January 6 in the Christian calendar is a day devoted to the Magi. According to the Bible, Three Wise Men from the East come to Bethlehem to visit Baby Jesus, bearing gifts of gold, frankincense and myrrh. There are probably thousands of depictions of that scene in art history, known as Adoration of the Magi. Among all of them, I chose my favorite – a luminous fresco by Giotto di Bondone from the Scrovegni Chapel in Padua.
I was lucky to visit the Scrovegni Chapel along with two other DailyArt Magazine authors – Zuzanna and Magda. It was a sunny late March morning in 2017 and afterwards, we went for a cappuccino together. First, however, we had a real feast for the eyes.

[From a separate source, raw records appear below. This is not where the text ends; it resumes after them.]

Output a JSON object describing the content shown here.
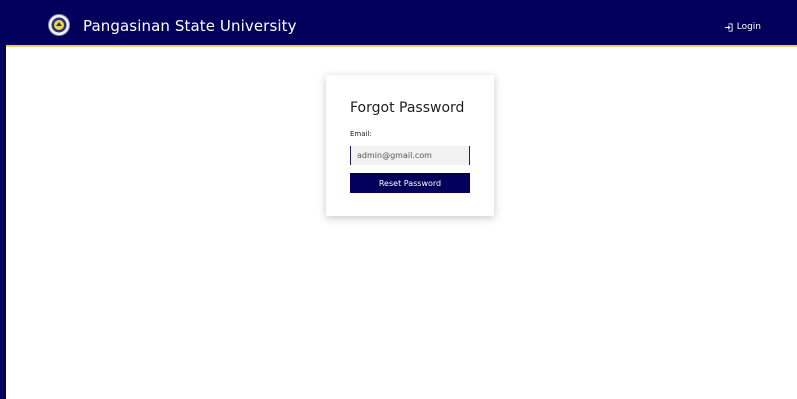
{
  "navbar": {
    "brand_title": "Pangasinan State University",
    "login_label": "Login",
    "login_icon": "login-icon",
    "seal_icon": "university-seal-icon"
  },
  "form": {
    "title": "Forgot Password",
    "email_label": "Email:",
    "email_value": "admin@gmail.com",
    "submit_label": "Reset Password"
  },
  "colors": {
    "primary": "#02005a",
    "accent": "#e8d35a",
    "background": "#ffffff"
  }
}
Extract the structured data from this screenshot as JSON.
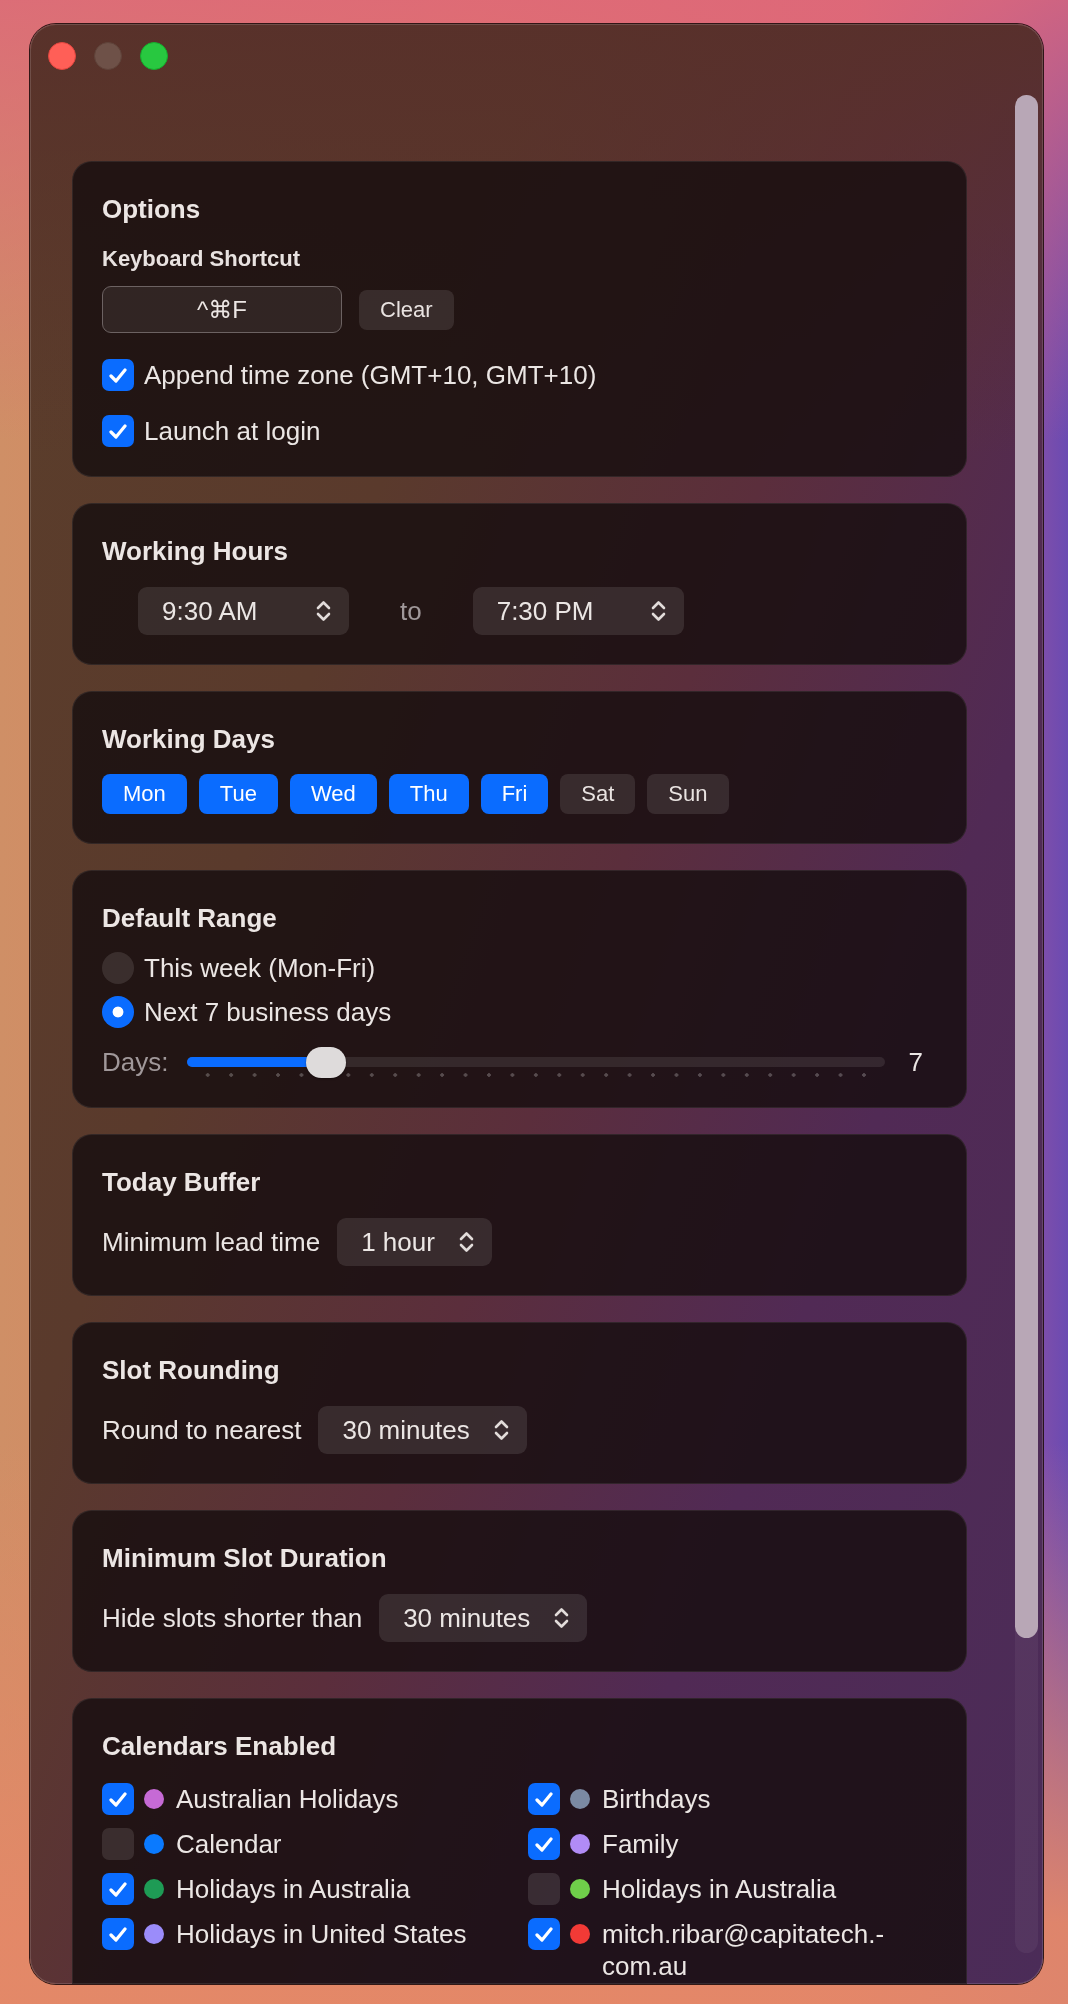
{
  "window": {
    "buttons": [
      {
        "kind": "close",
        "disabled": false
      },
      {
        "kind": "minimize",
        "disabled": true
      },
      {
        "kind": "zoom",
        "disabled": false
      }
    ]
  },
  "sections": [
    {
      "kind": "options",
      "title": "Options",
      "shortcut_label": "Keyboard Shortcut",
      "shortcut": "^⌘F",
      "clear_button": "Clear",
      "checkboxes": [
        {
          "label": "Append time zone (GMT+10, GMT+10)",
          "checked": true
        },
        {
          "label": "Launch at login",
          "checked": true
        }
      ]
    },
    {
      "kind": "time_range",
      "title": "Working Hours",
      "start": "9:30 AM",
      "separator": "to",
      "end": "7:30 PM"
    },
    {
      "kind": "day_picker",
      "title": "Working Days",
      "days": [
        {
          "label": "Mon",
          "selected": true
        },
        {
          "label": "Tue",
          "selected": true
        },
        {
          "label": "Wed",
          "selected": true
        },
        {
          "label": "Thu",
          "selected": true
        },
        {
          "label": "Fri",
          "selected": true
        },
        {
          "label": "Sat",
          "selected": false
        },
        {
          "label": "Sun",
          "selected": false
        }
      ]
    },
    {
      "kind": "range_choice",
      "title": "Default Range",
      "options": [
        {
          "label": "This week (Mon-Fri)",
          "selected": false
        },
        {
          "label": "Next 7 business days",
          "selected": true
        }
      ],
      "slider": {
        "label": "Days:",
        "level": 0.18,
        "reading": "7"
      }
    },
    {
      "kind": "dropdown",
      "title": "Today Buffer",
      "label": "Minimum lead time",
      "value": "1 hour"
    },
    {
      "kind": "dropdown",
      "title": "Slot Rounding",
      "label": "Round to nearest",
      "value": "30 minutes"
    },
    {
      "kind": "dropdown",
      "title": "Minimum Slot Duration",
      "label": "Hide slots shorter than",
      "value": "30 minutes"
    },
    {
      "kind": "calendar_list",
      "title": "Calendars Enabled",
      "calendars": [
        {
          "name": "Australian Holidays",
          "checked": true,
          "color": "#c66ad5"
        },
        {
          "name": "Birthdays",
          "checked": true,
          "color": "#7b8aa3"
        },
        {
          "name": "Calendar",
          "checked": false,
          "color": "#0a7aff"
        },
        {
          "name": "Family",
          "checked": true,
          "color": "#b18cf6"
        },
        {
          "name": "Holidays in Australia",
          "checked": true,
          "color": "#1e9b55"
        },
        {
          "name": "Holidays in Australia",
          "checked": false,
          "color": "#6fcf4a"
        },
        {
          "name": "Holidays in United States",
          "checked": true,
          "color": "#9b8cfa"
        },
        {
          "name": "mitch.ribar@capitatech.-com.au",
          "checked": true,
          "color": "#f23a36"
        }
      ]
    }
  ]
}
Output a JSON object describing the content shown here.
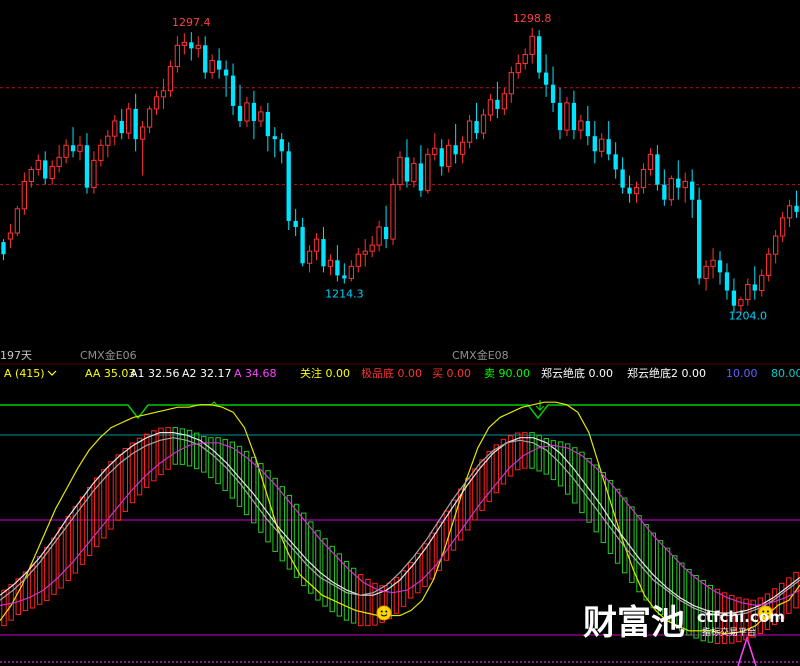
{
  "colors": {
    "bg": "#000000",
    "up": "#ff3333",
    "down": "#00e5ff",
    "dash": "#b01818",
    "label_price": "#ff4040",
    "label_low": "#00d0ff",
    "green": "#00cc00",
    "magenta": "#cc00cc",
    "yellow": "#e6e600",
    "white": "#e6e6e6",
    "grey": "#a8a8a8",
    "cyan_line": "#009999"
  },
  "price_panel": {
    "day_label": "197天",
    "contract_labels": [
      "CMX金E06",
      "CMX金E08"
    ],
    "peak_labels": [
      "1297.4",
      "1298.8"
    ],
    "low_labels": [
      "1214.3",
      "1204.0"
    ]
  },
  "indicator_bar": [
    {
      "label": "A (415)",
      "color": "#ffff00",
      "icon": "chevron-down-icon"
    },
    {
      "label": "AA 35.03",
      "color": "#ffff00"
    },
    {
      "label": "A1 32.56",
      "color": "#ffffff"
    },
    {
      "label": "A2 32.17",
      "color": "#ffffff"
    },
    {
      "label": "A 34.68",
      "color": "#ff44ff"
    },
    {
      "label": "关注 0.00",
      "color": "#ffff00"
    },
    {
      "label": "极品底 0.00",
      "color": "#ff3333"
    },
    {
      "label": "买 0.00",
      "color": "#ff3333"
    },
    {
      "label": "卖 90.00",
      "color": "#00ff00"
    },
    {
      "label": "郑云绝底 0.00",
      "color": "#ffffff"
    },
    {
      "label": "郑云绝底2 0.00",
      "color": "#ffffff"
    },
    {
      "label": "10.00",
      "color": "#6060ff"
    },
    {
      "label": "80.00",
      "color": "#00cccc"
    }
  ],
  "watermark": {
    "brand": "财富池",
    "domain": "ctfchi.com",
    "tagline": "指标交易平台"
  },
  "chart_data": [
    {
      "type": "candlestick",
      "title": "",
      "ylim": [
        1195,
        1306
      ],
      "reference_lines": [
        1279,
        1247
      ],
      "annotations": [
        {
          "text": "1297.4",
          "kind": "high",
          "index": 27
        },
        {
          "text": "1298.8",
          "kind": "high",
          "index": 76
        },
        {
          "text": "1214.3",
          "kind": "low",
          "index": 49
        },
        {
          "text": "1204.0",
          "kind": "low",
          "index": 107
        }
      ],
      "candles": [
        [
          1228,
          1229,
          1224,
          1222
        ],
        [
          1229,
          1234,
          1231,
          1226
        ],
        [
          1231,
          1240,
          1239,
          1230
        ],
        [
          1239,
          1251,
          1248,
          1237
        ],
        [
          1248,
          1253,
          1252,
          1246
        ],
        [
          1252,
          1257,
          1255,
          1250
        ],
        [
          1255,
          1258,
          1249,
          1247
        ],
        [
          1249,
          1255,
          1253,
          1247
        ],
        [
          1253,
          1260,
          1256,
          1251
        ],
        [
          1256,
          1262,
          1260,
          1254
        ],
        [
          1260,
          1266,
          1258,
          1256
        ],
        [
          1258,
          1263,
          1260,
          1255
        ],
        [
          1260,
          1264,
          1246,
          1244
        ],
        [
          1246,
          1258,
          1255,
          1244
        ],
        [
          1255,
          1262,
          1260,
          1253
        ],
        [
          1260,
          1265,
          1263,
          1256
        ],
        [
          1263,
          1270,
          1268,
          1260
        ],
        [
          1268,
          1272,
          1264,
          1262
        ],
        [
          1264,
          1274,
          1272,
          1262
        ],
        [
          1272,
          1277,
          1262,
          1258
        ],
        [
          1262,
          1268,
          1266,
          1250
        ],
        [
          1266,
          1273,
          1272,
          1264
        ],
        [
          1272,
          1278,
          1276,
          1270
        ],
        [
          1276,
          1282,
          1278,
          1272
        ],
        [
          1278,
          1288,
          1286,
          1276
        ],
        [
          1286,
          1296,
          1293,
          1284
        ],
        [
          1293,
          1297,
          1294,
          1290
        ],
        [
          1294,
          1297.4,
          1292,
          1288
        ],
        [
          1292,
          1296,
          1293,
          1289
        ],
        [
          1293,
          1296,
          1284,
          1282
        ],
        [
          1284,
          1290,
          1288,
          1282
        ],
        [
          1288,
          1292,
          1285,
          1282
        ],
        [
          1285,
          1288,
          1283,
          1276
        ],
        [
          1283,
          1287,
          1273,
          1270
        ],
        [
          1273,
          1280,
          1268,
          1266
        ],
        [
          1268,
          1276,
          1274,
          1266
        ],
        [
          1274,
          1278,
          1268,
          1262
        ],
        [
          1268,
          1273,
          1271,
          1266
        ],
        [
          1271,
          1274,
          1263,
          1258
        ],
        [
          1263,
          1266,
          1262,
          1256
        ],
        [
          1262,
          1264,
          1258,
          1254
        ],
        [
          1258,
          1261,
          1235,
          1232
        ],
        [
          1235,
          1239,
          1233,
          1230
        ],
        [
          1233,
          1236,
          1221,
          1220
        ],
        [
          1221,
          1227,
          1225,
          1218
        ],
        [
          1225,
          1231,
          1229,
          1222
        ],
        [
          1229,
          1233,
          1220,
          1218
        ],
        [
          1220,
          1224,
          1222,
          1217
        ],
        [
          1222,
          1227,
          1217,
          1215
        ],
        [
          1217,
          1221,
          1216,
          1214.3
        ],
        [
          1216,
          1222,
          1220,
          1215
        ],
        [
          1220,
          1226,
          1224,
          1218
        ],
        [
          1224,
          1229,
          1225,
          1220
        ],
        [
          1225,
          1230,
          1227,
          1223
        ],
        [
          1227,
          1235,
          1233,
          1225
        ],
        [
          1233,
          1240,
          1229,
          1226
        ],
        [
          1229,
          1249,
          1247,
          1227
        ],
        [
          1247,
          1258,
          1256,
          1245
        ],
        [
          1256,
          1262,
          1248,
          1246
        ],
        [
          1248,
          1256,
          1254,
          1246
        ],
        [
          1254,
          1260,
          1245,
          1243
        ],
        [
          1245,
          1259,
          1257,
          1244
        ],
        [
          1257,
          1264,
          1259,
          1255
        ],
        [
          1259,
          1262,
          1253,
          1250
        ],
        [
          1253,
          1262,
          1260,
          1251
        ],
        [
          1260,
          1267,
          1257,
          1254
        ],
        [
          1257,
          1263,
          1261,
          1254
        ],
        [
          1261,
          1270,
          1268,
          1259
        ],
        [
          1268,
          1274,
          1264,
          1262
        ],
        [
          1264,
          1272,
          1270,
          1262
        ],
        [
          1270,
          1277,
          1275,
          1268
        ],
        [
          1275,
          1281,
          1272,
          1269
        ],
        [
          1272,
          1279,
          1277,
          1270
        ],
        [
          1277,
          1286,
          1284,
          1274
        ],
        [
          1284,
          1290,
          1287,
          1282
        ],
        [
          1287,
          1292,
          1290,
          1285
        ],
        [
          1290,
          1298.8,
          1296,
          1287
        ],
        [
          1296,
          1298,
          1284,
          1282
        ],
        [
          1284,
          1290,
          1280,
          1276
        ],
        [
          1280,
          1286,
          1274,
          1271
        ],
        [
          1274,
          1279,
          1265,
          1262
        ],
        [
          1265,
          1276,
          1274,
          1263
        ],
        [
          1274,
          1278,
          1265,
          1262
        ],
        [
          1265,
          1270,
          1268,
          1262
        ],
        [
          1268,
          1273,
          1263,
          1260
        ],
        [
          1263,
          1268,
          1258,
          1254
        ],
        [
          1258,
          1264,
          1262,
          1256
        ],
        [
          1262,
          1268,
          1257,
          1255
        ],
        [
          1257,
          1261,
          1252,
          1249
        ],
        [
          1252,
          1256,
          1246,
          1244
        ],
        [
          1246,
          1250,
          1244,
          1241
        ],
        [
          1244,
          1248,
          1246,
          1241
        ],
        [
          1246,
          1254,
          1252,
          1244
        ],
        [
          1252,
          1259,
          1257,
          1250
        ],
        [
          1257,
          1260,
          1247,
          1245
        ],
        [
          1247,
          1252,
          1242,
          1240
        ],
        [
          1242,
          1250,
          1249,
          1240
        ],
        [
          1249,
          1255,
          1246,
          1242
        ],
        [
          1246,
          1251,
          1248,
          1241
        ],
        [
          1248,
          1252,
          1242,
          1236
        ],
        [
          1242,
          1246,
          1216,
          1214
        ],
        [
          1216,
          1222,
          1220,
          1212
        ],
        [
          1220,
          1226,
          1222,
          1216
        ],
        [
          1222,
          1225,
          1218,
          1214
        ],
        [
          1218,
          1221,
          1212,
          1209
        ],
        [
          1212,
          1216,
          1207,
          1204.5
        ],
        [
          1207,
          1210,
          1209,
          1204
        ],
        [
          1209,
          1216,
          1214,
          1207
        ],
        [
          1214,
          1220,
          1212,
          1209
        ],
        [
          1212,
          1219,
          1217,
          1210
        ],
        [
          1217,
          1226,
          1224,
          1215
        ],
        [
          1224,
          1232,
          1230,
          1221
        ],
        [
          1230,
          1238,
          1236,
          1228
        ],
        [
          1236,
          1242,
          1240,
          1233
        ],
        [
          1240,
          1245,
          1238,
          1236
        ]
      ]
    },
    {
      "type": "line",
      "title": "",
      "ylim": [
        0,
        100
      ],
      "reference_lines": [
        80,
        50,
        10
      ],
      "series": [
        {
          "name": "AA",
          "values": [
            10,
            16,
            24,
            34,
            44,
            54,
            62,
            70,
            77,
            82,
            86,
            88,
            90,
            91,
            92,
            93,
            94,
            94,
            95,
            95,
            94,
            92,
            86,
            74,
            60,
            46,
            36,
            28,
            24,
            20,
            18,
            16,
            14,
            13,
            12,
            12,
            12,
            14,
            18,
            26,
            38,
            52,
            66,
            78,
            86,
            90,
            92,
            94,
            95,
            96,
            96,
            95,
            92,
            84,
            70,
            56,
            42,
            30,
            20,
            14,
            10,
            8,
            6,
            6,
            6,
            5,
            5,
            6,
            8,
            12,
            16,
            18,
            24
          ]
        },
        {
          "name": "A1",
          "values": [
            20,
            24,
            29,
            35,
            42,
            50,
            57,
            64,
            70,
            75,
            79,
            82,
            84,
            84,
            83,
            81,
            77,
            72,
            66,
            60,
            53,
            46,
            40,
            34,
            29,
            25,
            22,
            20,
            20,
            22,
            26,
            32,
            39,
            47,
            55,
            63,
            70,
            76,
            80,
            82,
            82,
            80,
            76,
            70,
            63,
            56,
            48,
            41,
            34,
            28,
            23,
            19,
            16,
            14,
            13,
            13,
            14,
            16,
            19,
            23,
            27
          ]
        },
        {
          "name": "A2",
          "values": [
            18,
            22,
            27,
            33,
            40,
            47,
            54,
            61,
            67,
            72,
            76,
            79,
            81,
            82,
            81,
            79,
            75,
            70,
            64,
            57,
            50,
            44,
            38,
            32,
            27,
            24,
            21,
            20,
            21,
            24,
            29,
            35,
            42,
            50,
            58,
            65,
            72,
            77,
            80,
            81,
            80,
            77,
            72,
            66,
            59,
            52,
            45,
            38,
            32,
            26,
            22,
            18,
            15,
            13,
            12,
            12,
            13,
            15,
            18,
            22,
            26
          ]
        },
        {
          "name": "A",
          "values": [
            16,
            17,
            19,
            22,
            27,
            33,
            40,
            47,
            54,
            61,
            67,
            72,
            76,
            79,
            80,
            80,
            78,
            74,
            69,
            63,
            56,
            49,
            42,
            36,
            30,
            25,
            22,
            21,
            22,
            26,
            32,
            40,
            48,
            56,
            63,
            70,
            75,
            78,
            79,
            78,
            75,
            70,
            64,
            57,
            50,
            43,
            37,
            31,
            26,
            22,
            19,
            17,
            16,
            17,
            19,
            22
          ]
        }
      ],
      "bars": {
        "green_to_red_levels": [
          [
            49,
            49
          ],
          [
            52,
            52
          ],
          [
            49,
            49
          ],
          [
            54,
            54
          ],
          [
            57,
            57
          ],
          [
            60,
            60
          ],
          [
            63,
            63
          ],
          [
            66,
            66
          ],
          [
            69,
            69
          ],
          [
            71,
            71
          ],
          [
            73,
            73
          ],
          [
            75,
            75
          ],
          [
            77,
            77
          ],
          [
            79,
            79
          ],
          [
            81,
            81
          ],
          [
            83,
            83
          ],
          [
            85,
            85
          ],
          [
            86,
            86
          ],
          [
            86,
            86
          ],
          [
            86,
            86
          ],
          [
            85,
            85
          ],
          [
            84,
            84
          ],
          [
            83,
            83
          ],
          [
            81,
            81
          ],
          [
            78,
            78
          ]
        ]
      },
      "markers": [
        {
          "kind": "smiley",
          "x_fraction": 0.48,
          "y": 13
        },
        {
          "kind": "smiley",
          "x_fraction": 0.957,
          "y": 13
        }
      ]
    }
  ]
}
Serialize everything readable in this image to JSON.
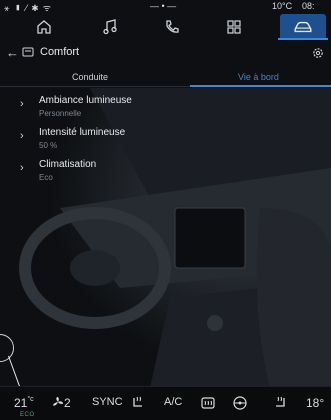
{
  "status_bar": {
    "left_icons": "⚹ ▮ ⁄ ✱ ᯤ",
    "center": "— • —",
    "temperature": "10°C",
    "time": "08:"
  },
  "top_nav": {
    "items": [
      {
        "icon": "home-icon"
      },
      {
        "icon": "music-icon"
      },
      {
        "icon": "phone-icon"
      },
      {
        "icon": "apps-icon"
      },
      {
        "icon": "car-icon",
        "active": true
      }
    ]
  },
  "header": {
    "back": "←",
    "title": "Comfort"
  },
  "tabs": [
    {
      "label": "Conduite",
      "active": false
    },
    {
      "label": "Vie à bord",
      "active": true
    }
  ],
  "settings_list": [
    {
      "title": "Ambiance lumineuse",
      "value": "Personnelle"
    },
    {
      "title": "Intensité lumineuse",
      "value": "50 %"
    },
    {
      "title": "Climatisation",
      "value": "Eco"
    }
  ],
  "bottom_bar": {
    "temp_left": "21",
    "temp_left_unit": "°c",
    "eco": "ECO",
    "fan_speed": "2",
    "sync": "SYNC",
    "ac": "A/C",
    "temp_right": "18°"
  },
  "colors": {
    "accent": "#3d86d9",
    "eco_green": "#4caf50"
  }
}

All the internal surfaces of this small chapel, an adjacent to the Augustinian monastery in Padua, are completely covered with frescoes by the late Middle Ages revolutionary genius, Giotto di Bondone.
The overwhelming fresco cycles show the Life of Christ and the Life of the Virgin. Additionally, at the rear of the chapel, a huge Last Judgement was painted. It was commissioned to Giotto by the affluent Paduan banker, Enrico Scrovegni. The church was consecrated in 1305. It is also known as the Arena Chapel because it was built on land purchased by Scrovegni that abutted the site of a Roman arena.
When getting the commission, Giotto was in his late thirties and a renown Florentine painter who already had worked for the Franciscan friars in Assisi and Rimini and also for the Paduan Basilica of Saint Anthony. He took a team of about 40 collaborators to complete the decoration of the chapel. They worked for 625 work days. A “work day” meant that portion of each fresco that could be painted before the plaster dried and was no longer “fresh” (fresco).
The fresco cycle is organised along four tiers, every tier is divided into frames, each forming a scene. These show episodes from the stories of the various protagonists of the Sacred History. The iconography of the scenes is comparable to other contemporary cycles, what is new, however, is Giotto’s monumentality of forms and clarity of compositions. As well as his revolutionary way of painting figures which are solidly three-dimensional, have faces and gestures that are based on close observation and are clothed, not in swirling formalized drapery, but in garments that hang naturally and have form and weight.
Adoration of the Magi, is a part of the Life of Christ cycle and is placed in the middle tier on the south wall. I love its generally toned colors yet vivid in details – the navy blue of the sky lightened up by the Star of Bethlehem which led the Kings (shown in a form of a comet shooting through the sky; it is thought that Giotto was inspired by the 1301 apparition of Halley’s Comet!) and the burgundy red dress of St Mary contrasting with light beiges and whites of other figures’ garments and background rocks. The simplicity of the landscape and the crib do not distract the contemplating character of the scene but rather underlines its intimate atmosphere. No matter how serious the scene would be, for me, a hopeless fan of animal depictions in art, the best part is these two sweet camels on the right, of which one – I bet – is smiling.